Raymond G. Perelman W’40 Hon’14’s gift (I would call it a giant gift) to the School of Medicine has placed Penn at the forefront of research in the Alzheimer’s/Parkinson’s disease field. More on that would have added considerably to the article.
Thomas Warren WG’67, Dublin, NH
“Unique Partnership” Neglected
Thank you for your wonderful article about the Rosenwald schools [“Black Education Before Brown,” Mar|Apr 2021]. As a Philadelphian, I had heard of Julius Rosenwald and Sears & Roebuck. And Booker T. Washington is famous for so many accomplishments.
While the thrust of the article was on the buildings (the occasion for the article was a book of photographs) and the schools’ many famous graduates, there is only a single sentence stating that the schools were the product of a “unique partnership” between these two men. I would have been interested in learning more about this “unique partnership,” how they found each other, what they shared in their thinking, etc.
Ronald S. Banner M’67, Penn Valley, PA
Overabundance of Caution?

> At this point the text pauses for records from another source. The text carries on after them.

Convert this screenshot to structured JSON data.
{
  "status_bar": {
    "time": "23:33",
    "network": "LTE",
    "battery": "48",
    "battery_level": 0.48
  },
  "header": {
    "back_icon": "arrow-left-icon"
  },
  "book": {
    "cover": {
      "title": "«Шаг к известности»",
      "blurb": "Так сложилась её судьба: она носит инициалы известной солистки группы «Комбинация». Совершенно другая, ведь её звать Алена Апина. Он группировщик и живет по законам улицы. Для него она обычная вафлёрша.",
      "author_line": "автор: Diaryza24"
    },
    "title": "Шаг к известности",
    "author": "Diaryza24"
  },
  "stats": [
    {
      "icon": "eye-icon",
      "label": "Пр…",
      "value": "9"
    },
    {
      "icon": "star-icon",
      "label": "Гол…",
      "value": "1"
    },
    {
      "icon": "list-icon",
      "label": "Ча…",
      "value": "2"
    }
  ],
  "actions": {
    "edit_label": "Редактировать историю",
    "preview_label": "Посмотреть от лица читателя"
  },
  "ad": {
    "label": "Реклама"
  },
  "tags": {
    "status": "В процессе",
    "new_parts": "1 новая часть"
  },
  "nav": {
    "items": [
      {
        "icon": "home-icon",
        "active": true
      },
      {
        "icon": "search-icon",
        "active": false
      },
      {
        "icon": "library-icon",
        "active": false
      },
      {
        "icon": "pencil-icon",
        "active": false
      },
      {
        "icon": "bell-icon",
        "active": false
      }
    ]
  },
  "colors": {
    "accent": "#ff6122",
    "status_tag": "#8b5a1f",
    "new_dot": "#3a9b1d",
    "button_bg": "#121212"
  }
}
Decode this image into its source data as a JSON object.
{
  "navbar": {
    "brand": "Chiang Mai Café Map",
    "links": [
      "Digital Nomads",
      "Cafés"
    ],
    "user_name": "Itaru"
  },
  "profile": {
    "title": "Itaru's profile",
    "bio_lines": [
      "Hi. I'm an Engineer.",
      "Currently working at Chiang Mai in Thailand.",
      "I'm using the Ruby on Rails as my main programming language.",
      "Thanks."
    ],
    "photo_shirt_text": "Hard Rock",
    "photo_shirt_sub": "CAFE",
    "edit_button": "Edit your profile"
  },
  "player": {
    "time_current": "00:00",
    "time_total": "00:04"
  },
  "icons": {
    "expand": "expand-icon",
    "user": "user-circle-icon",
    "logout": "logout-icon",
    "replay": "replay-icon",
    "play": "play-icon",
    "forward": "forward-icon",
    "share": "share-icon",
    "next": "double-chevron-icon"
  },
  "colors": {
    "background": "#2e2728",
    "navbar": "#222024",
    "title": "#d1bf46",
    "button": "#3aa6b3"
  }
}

I note with dismay the decision by the Ivy League presidents to cancel all sports for the 2021 spring season. While I can understand the decision to cancel the indoor winter sports out of an abundance of caution (even though the rest of Division 1 basketball schools seemed to play their seasons safely), it’s hard for me to understand the rationale to cancel the 2021 season of outdoor spring sports. Given that these sports are played outdoors and the players are not usually in close contact, the risk to their health, based on what we’ve observed and learned over the past year, would seem to be negligible. And many college and professional teams have shown how to implement testing protocols that work.
The loss of two seasons by the spring teams will not only adversely affect the student-athletes who came to school expecting to play and train for them, but I doubt that I am alone among alumni who played intercollegiate sports at Penn who will show our displeasure with this decision by withholding contributions to our teams until they are permitted to practice and play. If fall sports are cancelled again, it would lead me to wonder what the Ivy presidents are really up to.
Edward Sproat EE’73 G’88, Frederick, MD
About a month after the Ivy League canceled its 2021 spring sports season, Penn decided to permit its spring-season teams to play games against only local competition, beginning March 27. For more on the Quakers’ modified—but still long-awaited—return to the field, see “Sports,” this issue.